Whether monogamy ought to be the preferred option for human relationships is debatable. For a host of reasons both psychological and spiritual, I tend to be enchanted with the idea of enduring monogamy (four marriages by age forty is confirming evidence of that enchantment, if not of the requisite ability to honor the pledges made.) But assuming we are going to make monogamous pledges, and be friends with others who have made those pledges to their partners, we have a responsibility to remember that fidelity — like every other aspect of sexuality — is ultimately holistic. In other words, heart and head and body ought to be connected.
My old Twelve Step sponsor, Jack, told me many times that being faithful was a matter of what you do with your body, what you feel with your heart, what you say with your mouth, and what you think with your mind. When I first heard that, I was aghast; who could be expected to police their very emotions? Besides being alcoholics and addicts, Jack and I had both briefly studied for the Catholic priesthood, and had a similar vocabulary. So when I heard this line from him, I said to Jack, “I thought virtue wasn’t the absence of desire to sin, but the conscious choice to resist the desire.” Jack nodded. “True.
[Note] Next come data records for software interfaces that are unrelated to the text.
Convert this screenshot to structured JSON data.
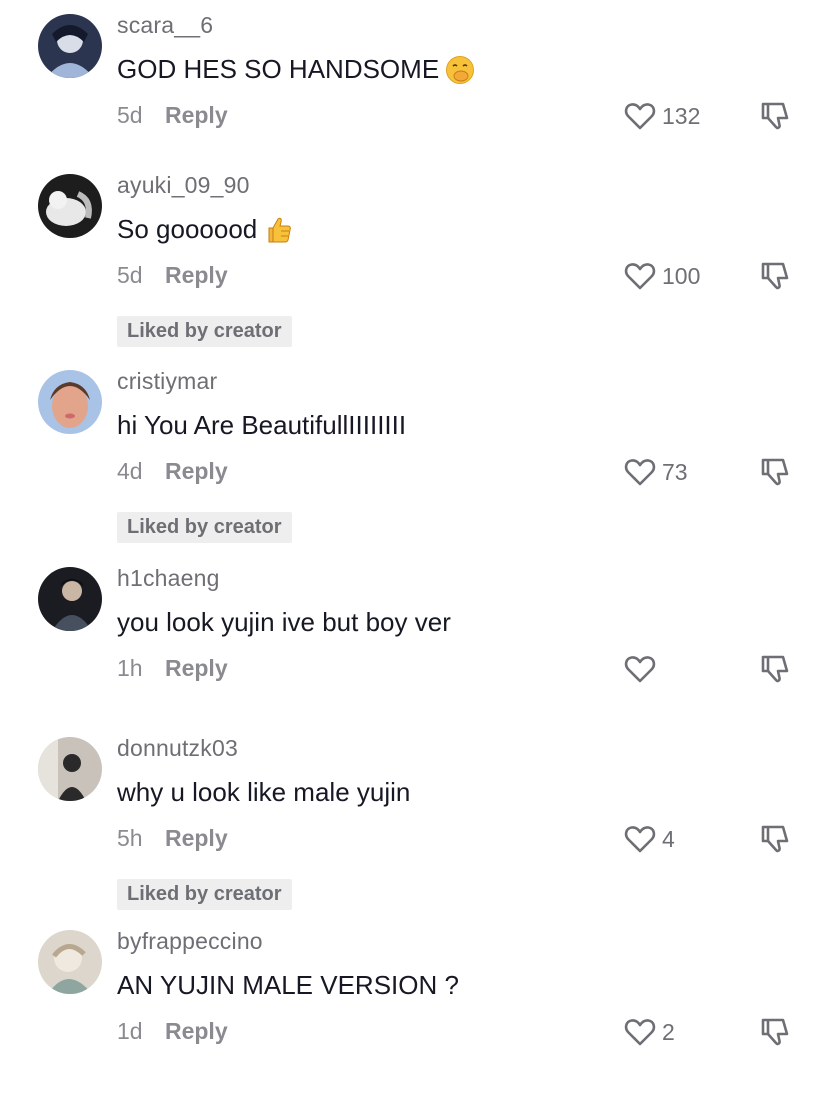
{
  "comments": [
    {
      "username": "scara__6",
      "text": "GOD HES SO HANDSOME",
      "emoji": "hand-over-mouth-emoji",
      "time": "5d",
      "reply_label": "Reply",
      "likes": "132",
      "liked_by_creator": false,
      "avatar_colors": [
        "#2b3550",
        "#9fb6d8"
      ]
    },
    {
      "username": "ayuki_09_90",
      "text": "So goooood",
      "emoji": "thumbs-up-emoji",
      "time": "5d",
      "reply_label": "Reply",
      "likes": "100",
      "liked_by_creator": true,
      "liked_label": "Liked by creator",
      "avatar_colors": [
        "#1d1d1d",
        "#e8e8e8"
      ]
    },
    {
      "username": "cristiymar",
      "text": "hi You Are BeautifullIIIIIIII",
      "emoji": "",
      "time": "4d",
      "reply_label": "Reply",
      "likes": "73",
      "liked_by_creator": true,
      "liked_label": "Liked by creator",
      "avatar_colors": [
        "#a9c3e6",
        "#e2a48a"
      ]
    },
    {
      "username": "h1chaeng",
      "text": "you look yujin ive but boy ver",
      "emoji": "",
      "time": "1h",
      "reply_label": "Reply",
      "likes": "",
      "liked_by_creator": false,
      "avatar_colors": [
        "#1a1c22",
        "#46505e"
      ]
    },
    {
      "username": "donnutzk03",
      "text": "why u look like male yujin",
      "emoji": "",
      "time": "5h",
      "reply_label": "Reply",
      "likes": "4",
      "liked_by_creator": true,
      "liked_label": "Liked by creator",
      "avatar_colors": [
        "#c8c2bb",
        "#2a2a2a"
      ]
    },
    {
      "username": "byfrappeccino",
      "text": "AN YUJIN MALE VERSION ?",
      "emoji": "",
      "time": "1d",
      "reply_label": "Reply",
      "likes": "2",
      "liked_by_creator": false,
      "avatar_colors": [
        "#dcd6cc",
        "#8fa6a0"
      ]
    }
  ],
  "colors": {
    "text": "#161823",
    "secondary": "#8a8b91",
    "username": "#6e6f75",
    "badge_bg": "#eeeeef"
  }
}
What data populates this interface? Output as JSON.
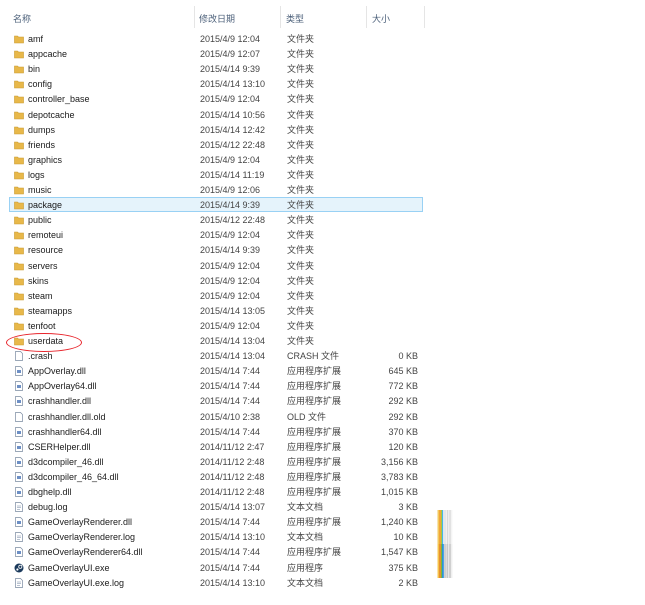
{
  "header": {
    "name": "名称",
    "date": "修改日期",
    "type": "类型",
    "size": "大小"
  },
  "files": [
    {
      "name": "amf",
      "date": "2015/4/9 12:04",
      "type": "文件夹",
      "size": "",
      "icon": "folder-icon"
    },
    {
      "name": "appcache",
      "date": "2015/4/9 12:07",
      "type": "文件夹",
      "size": "",
      "icon": "folder-icon"
    },
    {
      "name": "bin",
      "date": "2015/4/14 9:39",
      "type": "文件夹",
      "size": "",
      "icon": "folder-icon"
    },
    {
      "name": "config",
      "date": "2015/4/14 13:10",
      "type": "文件夹",
      "size": "",
      "icon": "folder-icon"
    },
    {
      "name": "controller_base",
      "date": "2015/4/9 12:04",
      "type": "文件夹",
      "size": "",
      "icon": "folder-icon"
    },
    {
      "name": "depotcache",
      "date": "2015/4/14 10:56",
      "type": "文件夹",
      "size": "",
      "icon": "folder-icon"
    },
    {
      "name": "dumps",
      "date": "2015/4/14 12:42",
      "type": "文件夹",
      "size": "",
      "icon": "folder-icon"
    },
    {
      "name": "friends",
      "date": "2015/4/12 22:48",
      "type": "文件夹",
      "size": "",
      "icon": "folder-icon"
    },
    {
      "name": "graphics",
      "date": "2015/4/9 12:04",
      "type": "文件夹",
      "size": "",
      "icon": "folder-icon"
    },
    {
      "name": "logs",
      "date": "2015/4/14 11:19",
      "type": "文件夹",
      "size": "",
      "icon": "folder-icon"
    },
    {
      "name": "music",
      "date": "2015/4/9 12:06",
      "type": "文件夹",
      "size": "",
      "icon": "folder-icon"
    },
    {
      "name": "package",
      "date": "2015/4/14 9:39",
      "type": "文件夹",
      "size": "",
      "icon": "folder-icon"
    },
    {
      "name": "public",
      "date": "2015/4/12 22:48",
      "type": "文件夹",
      "size": "",
      "icon": "folder-icon"
    },
    {
      "name": "remoteui",
      "date": "2015/4/9 12:04",
      "type": "文件夹",
      "size": "",
      "icon": "folder-icon"
    },
    {
      "name": "resource",
      "date": "2015/4/14 9:39",
      "type": "文件夹",
      "size": "",
      "icon": "folder-icon"
    },
    {
      "name": "servers",
      "date": "2015/4/9 12:04",
      "type": "文件夹",
      "size": "",
      "icon": "folder-icon"
    },
    {
      "name": "skins",
      "date": "2015/4/9 12:04",
      "type": "文件夹",
      "size": "",
      "icon": "folder-icon"
    },
    {
      "name": "steam",
      "date": "2015/4/9 12:04",
      "type": "文件夹",
      "size": "",
      "icon": "folder-icon"
    },
    {
      "name": "steamapps",
      "date": "2015/4/14 13:05",
      "type": "文件夹",
      "size": "",
      "icon": "folder-icon"
    },
    {
      "name": "tenfoot",
      "date": "2015/4/9 12:04",
      "type": "文件夹",
      "size": "",
      "icon": "folder-icon"
    },
    {
      "name": "userdata",
      "date": "2015/4/14 13:04",
      "type": "文件夹",
      "size": "",
      "icon": "folder-icon"
    },
    {
      "name": ".crash",
      "date": "2015/4/14 13:04",
      "type": "CRASH 文件",
      "size": "0 KB",
      "icon": "file-icon"
    },
    {
      "name": "AppOverlay.dll",
      "date": "2015/4/14 7:44",
      "type": "应用程序扩展",
      "size": "645 KB",
      "icon": "dll-icon"
    },
    {
      "name": "AppOverlay64.dll",
      "date": "2015/4/14 7:44",
      "type": "应用程序扩展",
      "size": "772 KB",
      "icon": "dll-icon"
    },
    {
      "name": "crashhandler.dll",
      "date": "2015/4/14 7:44",
      "type": "应用程序扩展",
      "size": "292 KB",
      "icon": "dll-icon"
    },
    {
      "name": "crashhandler.dll.old",
      "date": "2015/4/10 2:38",
      "type": "OLD 文件",
      "size": "292 KB",
      "icon": "file-icon"
    },
    {
      "name": "crashhandler64.dll",
      "date": "2015/4/14 7:44",
      "type": "应用程序扩展",
      "size": "370 KB",
      "icon": "dll-icon"
    },
    {
      "name": "CSERHelper.dll",
      "date": "2014/11/12 2:47",
      "type": "应用程序扩展",
      "size": "120 KB",
      "icon": "dll-icon"
    },
    {
      "name": "d3dcompiler_46.dll",
      "date": "2014/11/12 2:48",
      "type": "应用程序扩展",
      "size": "3,156 KB",
      "icon": "dll-icon"
    },
    {
      "name": "d3dcompiler_46_64.dll",
      "date": "2014/11/12 2:48",
      "type": "应用程序扩展",
      "size": "3,783 KB",
      "icon": "dll-icon"
    },
    {
      "name": "dbghelp.dll",
      "date": "2014/11/12 2:48",
      "type": "应用程序扩展",
      "size": "1,015 KB",
      "icon": "dll-icon"
    },
    {
      "name": "debug.log",
      "date": "2015/4/14 13:07",
      "type": "文本文档",
      "size": "3 KB",
      "icon": "text-file-icon"
    },
    {
      "name": "GameOverlayRenderer.dll",
      "date": "2015/4/14 7:44",
      "type": "应用程序扩展",
      "size": "1,240 KB",
      "icon": "dll-icon"
    },
    {
      "name": "GameOverlayRenderer.log",
      "date": "2015/4/14 13:10",
      "type": "文本文档",
      "size": "10 KB",
      "icon": "text-file-icon"
    },
    {
      "name": "GameOverlayRenderer64.dll",
      "date": "2015/4/14 7:44",
      "type": "应用程序扩展",
      "size": "1,547 KB",
      "icon": "dll-icon"
    },
    {
      "name": "GameOverlayUI.exe",
      "date": "2015/4/14 7:44",
      "type": "应用程序",
      "size": "375 KB",
      "icon": "steam-icon"
    },
    {
      "name": "GameOverlayUI.exe.log",
      "date": "2015/4/14 13:10",
      "type": "文本文档",
      "size": "2 KB",
      "icon": "text-file-icon"
    }
  ],
  "selected_index": 11,
  "highlighted_index": 20,
  "colors": {
    "folder": "#e8b84a",
    "folder_dark": "#c99a2e",
    "selection_bg": "#e5f3fb",
    "selection_border": "#99d1f4",
    "annotation": "#e8242b",
    "header_text": "#4c607a"
  }
}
But there’s a difference between a fleeting desire over which you have no control, and ‘entertaining’ an immoral desire, playing with it in your mind, fantasizing endlessly about what you would do if only you weren’t so self-consciously virtuous.” He pointed out that the kind of radical congruence of body, heart, and mind was difficult, but immensely rewarding. “Being faithful to someone isn’t about being perfect, but it is about trying to honor your relationship with everything you do and say. When you’re doing it right, people will be able to sense you’re married even if you forgot your wedding ring at home.”
I’ve never forgotten that.
In the end, I confess I’ve always been exasperated by folks who have emotional affairs. Part of it is my own temperament, which is not inclined to such half-measures. Martin Luther suggested that if one were going to sin, one ought to at the least “sin boldly.” In my past, I honored that suggestion with zeal; I never had an emotional affair that didn’t end up as a physically sexual one sooner or later. Some of that is due to my ENFP Gemini impulsiveness, and some of it due to an awareness that there is no particular virtue in practicing both physical self-restraint and emotional abandon. After all, I highly doubt Hillary Clinton was impressed by Bill’s self-denial in refraining from intercourse with Monica Lewinsky; betrayal is betrayal is betrayal is betrayal. As we used to say in AA, if you hang around a barbershop long enough, you might as well get a haircut. There is no virtue, none whatsoever, in pressing one’s proverbial nose against the proverbial window pane, longing with every fibre of one’s being for what lies on the other side while all the while enjoying the bittersweet pleasure of self-righteous self-denial.